Lala Kara Mustafa Pasha (1579)
|Demolished||1386, 1606, 1878|
|Battles/wars||Battle of Kars at Russo-Turkish War (1877–1878)|
It was built in 1153 probably by Bagratid Armenian. The outer walls surrounding the city were built in the 12th century. The castle, which was destroyed by Timur in 1386, was rebuilt again in 1579 by Lala Mustafa Pasha, who came to Kars ordered by the Ottoman Sultan Murat III.
It is said in the Ottoman sources that the castle was rebuilt with the help of one hundred thousand soldiers and workers. In 1606, the castle was destroyed by the Iranian Shah Abbas I, and in 1616 and in 1636 it was restored twice and new elements were added to it. The castle was hugely damaged after the occupation of the Russians after the Ottoman-Russian War of 1877-1878, and partially changed after 40 years of occupation. The walls of the Castle of Kars were made of basalt masonry.
The castle consisted of two sections, the internal and the external castles. The external walls were made of five layers. In addition, there were deep trenches made in front of it. The main castle looks to the east. The planning of the walls of the external castle is not quite quadrangle. The length of the castle's perimeter makes 3,500 m (11,500 ft), it was supported with 22 watchtowers, of which only seven remained intact until today.

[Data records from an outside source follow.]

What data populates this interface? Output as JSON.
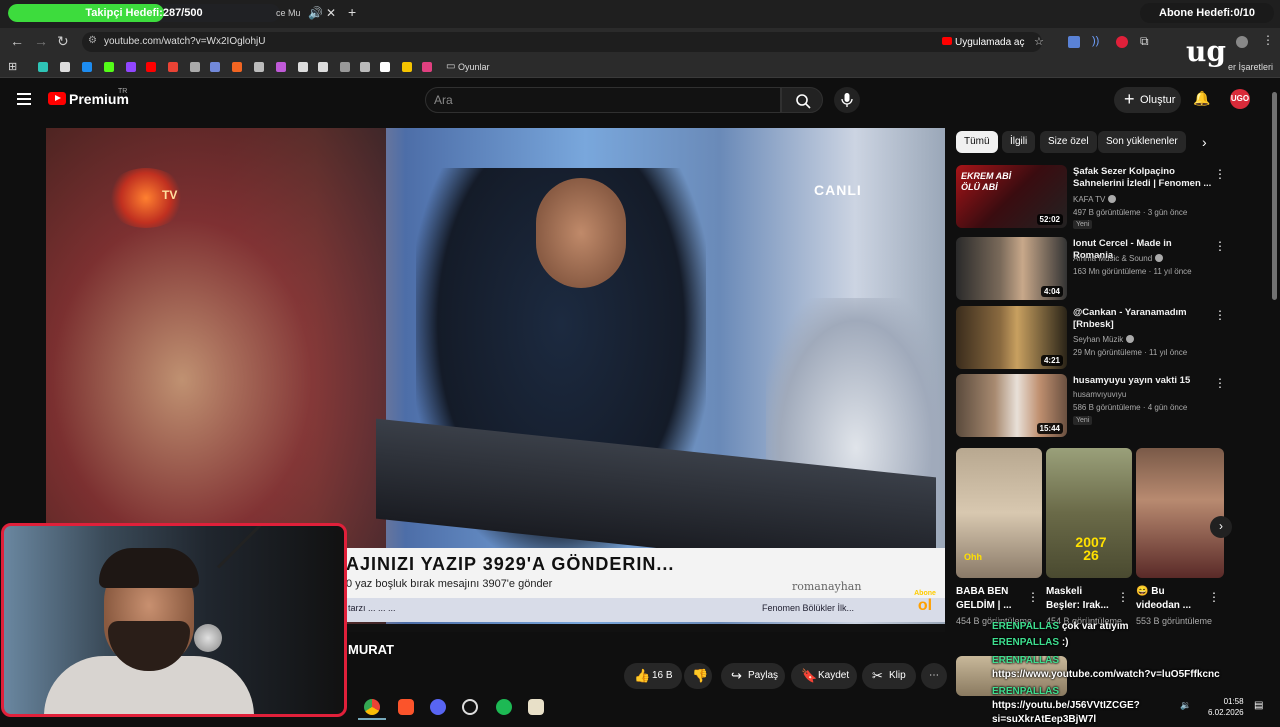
{
  "overlays": {
    "follower_goal": "Takipçi Hedefi:287/500",
    "follower_progress": 0.574,
    "subscriber_goal": "Abone Hedefi:0/10"
  },
  "browser": {
    "tab_title": "ce Mu",
    "url": "youtube.com/watch?v=Wx2IOglohjU",
    "open_in_app": "Uygulamada aç",
    "bookmark_folder": "Oyunlar",
    "bookmarks_right": "er İşaretleri"
  },
  "youtube": {
    "brand": "Premium",
    "brand_sup": "TR",
    "search_placeholder": "Ara",
    "create_label": "Oluştur",
    "avatar_text": "UGO"
  },
  "video": {
    "logo_text": "TV",
    "live_label": "CANLI",
    "ticker_main": "AJINIZI YAZIP 3929'A GÖNDERIN...",
    "ticker_sub": "0 yaz boşluk bırak mesajını 3907'e gönder",
    "ticker_channel": "romanayhan",
    "strip_left": "tarzı ... ... ...",
    "strip_right": "Fenomen Bölükler İlk...",
    "abone_label": "Abone",
    "abone_big": "ol",
    "title": "MURAT"
  },
  "actions": {
    "like_count": "16 B",
    "share": "Paylaş",
    "save": "Kaydet",
    "clip": "Klip"
  },
  "chips": [
    "Tümü",
    "İlgili",
    "Size özel",
    "Son yüklenenler"
  ],
  "recommendations": [
    {
      "title": "Şafak Sezer Kolpaçino Sahnelerini İzledi | Fenomen ...",
      "channel": "KAFA TV",
      "meta": "497 B görüntüleme · 3 gün önce",
      "badge": "Yeni",
      "duration": "52:02",
      "thumb_text": "EKREM ABİ ÖLÜ ABİ"
    },
    {
      "title": "Ionut Cercel - Made in Romania",
      "channel": "Amma Music & Sound",
      "meta": "163 Mn görüntüleme · 11 yıl önce",
      "badge": "",
      "duration": "4:04",
      "thumb_text": ""
    },
    {
      "title": "@Cankan - Yaranamadım [Rnbesk]",
      "channel": "Seyhan Müzik",
      "meta": "29 Mn görüntüleme · 11 yıl önce",
      "badge": "",
      "duration": "4:21",
      "thumb_text": ""
    },
    {
      "title": "husamyuyu yayın vakti 15",
      "channel": "husamvıyuvıyu",
      "meta": "586 B görüntüleme · 4 gün önce",
      "badge": "Yeni",
      "duration": "15:44",
      "thumb_text": ""
    }
  ],
  "shorts": [
    {
      "title": "BABA BEN GELDİM | ...",
      "views": "454 B görüntüleme",
      "thumb_text": "Ohh"
    },
    {
      "title": "Maskeli Beşler: Irak...",
      "views": "454 B görüntüleme",
      "thumb_text": "2007 26"
    },
    {
      "title": "😄 Bu videodan ...",
      "views": "553 B görüntüleme",
      "thumb_text": ""
    }
  ],
  "chat": [
    {
      "user": "ERENPALLAS",
      "msg": "çok var atıyım"
    },
    {
      "user": "ERENPALLAS",
      "msg": ":)"
    },
    {
      "user": "ERENPALLAS",
      "msg": "https://www.youtube.com/watch?v=luO5Fffkcnc"
    },
    {
      "user": "ERENPALLAS",
      "msg": "https://youtu.be/J56VVtIZCGE?si=suXkrAtEep3BjW7l"
    }
  ],
  "clock": {
    "time": "01:58",
    "date": "6.02.2026"
  },
  "colors": {
    "accent_red": "#ff0000",
    "progress_green": "#3ddc3d",
    "webcam_border": "#e0203a",
    "chat_user": "#3edf8f"
  }
}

The length of the internal castle makes 250 m (820 ft) in the east-west direction, and about 90 m (300 ft) in the north-south direction. The castle has four gates. The "Su Kapısı" (literally: Water Gate) or "Çeribaşı Kapısı" is situated in the west, "Kagizman Kapısı" orta "Orta Kapı" in the south and "Behram Kapı" in the east. The main gate located in the north opens up to a chasm in front of the castle.
The castle's watchtower can be accessed by climbing the stairs or along the stone paved road.
Just inside the main entrance is a shrine containing the tomb of Jelal Baba who died during the Mongolian invasion in 1239. Within the castle are military lodgings, an ammunition depot, and a small mosque that was rebuilt in the 1990s.